[Source material]:

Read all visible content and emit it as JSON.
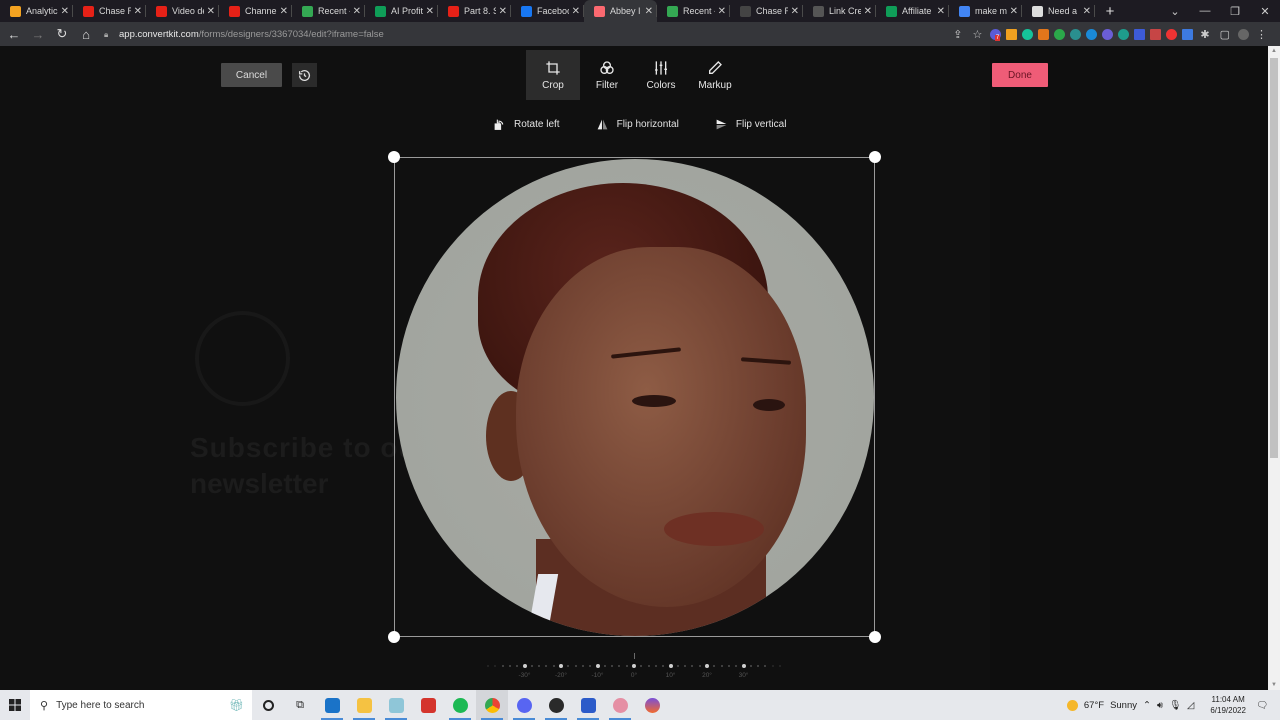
{
  "browser": {
    "tabs": [
      {
        "title": "Analytics",
        "icon": "analytics-icon",
        "color": "#f4a321",
        "active": false
      },
      {
        "title": "Chase R",
        "icon": "youtube-icon",
        "color": "#e62117",
        "active": false
      },
      {
        "title": "Video de",
        "icon": "youtube-icon",
        "color": "#e62117",
        "active": false
      },
      {
        "title": "Channel",
        "icon": "youtube-icon",
        "color": "#e62117",
        "active": false
      },
      {
        "title": "Recent -",
        "icon": "google-drive-icon",
        "color": "#34a853",
        "active": false
      },
      {
        "title": "AI Profit",
        "icon": "google-sheets-icon",
        "color": "#0f9d58",
        "active": false
      },
      {
        "title": "Part 8. S",
        "icon": "youtube-icon",
        "color": "#e62117",
        "active": false
      },
      {
        "title": "Faceboo",
        "icon": "facebook-icon",
        "color": "#1877f2",
        "active": false
      },
      {
        "title": "Abbey I",
        "icon": "convertkit-icon",
        "color": "#fb6970",
        "active": true
      },
      {
        "title": "Recent -",
        "icon": "google-drive-icon",
        "color": "#34a853",
        "active": false
      },
      {
        "title": "Chase R",
        "icon": "person-icon",
        "color": "#444444",
        "active": false
      },
      {
        "title": "Link Cre",
        "icon": "link-icon",
        "color": "#555555",
        "active": false
      },
      {
        "title": "Affiliate",
        "icon": "google-sheets-icon",
        "color": "#0f9d58",
        "active": false
      },
      {
        "title": "make m",
        "icon": "google-icon",
        "color": "#4285f4",
        "active": false
      },
      {
        "title": "Need a",
        "icon": "chatgpt-icon",
        "color": "#dddddd",
        "active": false
      }
    ],
    "url_host": "app.convertkit.com",
    "url_path": "/forms/designers/3367034/edit?iframe=false",
    "extension_badge": "7"
  },
  "editor": {
    "cancel_label": "Cancel",
    "done_label": "Done",
    "done_color": "#ef5c77",
    "tools": [
      {
        "label": "Crop",
        "icon": "crop-icon",
        "active": true
      },
      {
        "label": "Filter",
        "icon": "filter-icon",
        "active": false
      },
      {
        "label": "Colors",
        "icon": "sliders-icon",
        "active": false
      },
      {
        "label": "Markup",
        "icon": "pencil-icon",
        "active": false
      }
    ],
    "crop_actions": [
      {
        "label": "Rotate left",
        "icon": "rotate-left-icon"
      },
      {
        "label": "Flip horizontal",
        "icon": "flip-horizontal-icon"
      },
      {
        "label": "Flip vertical",
        "icon": "flip-vertical-icon"
      }
    ],
    "rotation": {
      "value_deg": 0,
      "labels": [
        "-30°",
        "-20°",
        "-10°",
        "0°",
        "10°",
        "20°",
        "30°"
      ]
    },
    "background_form": {
      "heading_line1": "Subscribe to our",
      "heading_line2": "newsletter"
    }
  },
  "taskbar": {
    "search_placeholder": "Type here to search",
    "weather_temp": "67°F",
    "weather_text": "Sunny",
    "time": "11:04 AM",
    "date": "6/19/2022"
  }
}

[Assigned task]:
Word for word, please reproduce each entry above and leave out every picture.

[Answer to this task]:
Read all visible content and emit it as JSON.
{
  "browser": {
    "tabs": [
      {
        "title": "Analytics",
        "icon": "analytics-icon",
        "color": "#f4a321",
        "active": false
      },
      {
        "title": "Chase R",
        "icon": "youtube-icon",
        "color": "#e62117",
        "active": false
      },
      {
        "title": "Video de",
        "icon": "youtube-icon",
        "color": "#e62117",
        "active": false
      },
      {
        "title": "Channel",
        "icon": "youtube-icon",
        "color": "#e62117",
        "active": false
      },
      {
        "title": "Recent -",
        "icon": "google-drive-icon",
        "color": "#34a853",
        "active": false
      },
      {
        "title": "AI Profit",
        "icon": "google-sheets-icon",
        "color": "#0f9d58",
        "active": false
      },
      {
        "title": "Part 8. S",
        "icon": "youtube-icon",
        "color": "#e62117",
        "active": false
      },
      {
        "title": "Faceboo",
        "icon": "facebook-icon",
        "color": "#1877f2",
        "active": false
      },
      {
        "title": "Abbey I",
        "icon": "convertkit-icon",
        "color": "#fb6970",
        "active": true
      },
      {
        "title": "Recent -",
        "icon": "google-drive-icon",
        "color": "#34a853",
        "active": false
      },
      {
        "title": "Chase R",
        "icon": "person-icon",
        "color": "#444444",
        "active": false
      },
      {
        "title": "Link Cre",
        "icon": "link-icon",
        "color": "#555555",
        "active": false
      },
      {
        "title": "Affiliate",
        "icon": "google-sheets-icon",
        "color": "#0f9d58",
        "active": false
      },
      {
        "title": "make m",
        "icon": "google-icon",
        "color": "#4285f4",
        "active": false
      },
      {
        "title": "Need a",
        "icon": "chatgpt-icon",
        "color": "#dddddd",
        "active": false
      }
    ],
    "url_host": "app.convertkit.com",
    "url_path": "/forms/designers/3367034/edit?iframe=false",
    "extension_badge": "7"
  },
  "editor": {
    "cancel_label": "Cancel",
    "done_label": "Done",
    "done_color": "#ef5c77",
    "tools": [
      {
        "label": "Crop",
        "icon": "crop-icon",
        "active": true
      },
      {
        "label": "Filter",
        "icon": "filter-icon",
        "active": false
      },
      {
        "label": "Colors",
        "icon": "sliders-icon",
        "active": false
      },
      {
        "label": "Markup",
        "icon": "pencil-icon",
        "active": false
      }
    ],
    "crop_actions": [
      {
        "label": "Rotate left",
        "icon": "rotate-left-icon"
      },
      {
        "label": "Flip horizontal",
        "icon": "flip-horizontal-icon"
      },
      {
        "label": "Flip vertical",
        "icon": "flip-vertical-icon"
      }
    ],
    "rotation": {
      "value_deg": 0,
      "labels": [
        "-30°",
        "-20°",
        "-10°",
        "0°",
        "10°",
        "20°",
        "30°"
      ]
    },
    "background_form": {
      "heading_line1": "Subscribe to our",
      "heading_line2": "newsletter"
    }
  },
  "taskbar": {
    "search_placeholder": "Type here to search",
    "weather_temp": "67°F",
    "weather_text": "Sunny",
    "time": "11:04 AM",
    "date": "6/19/2022"
  }
}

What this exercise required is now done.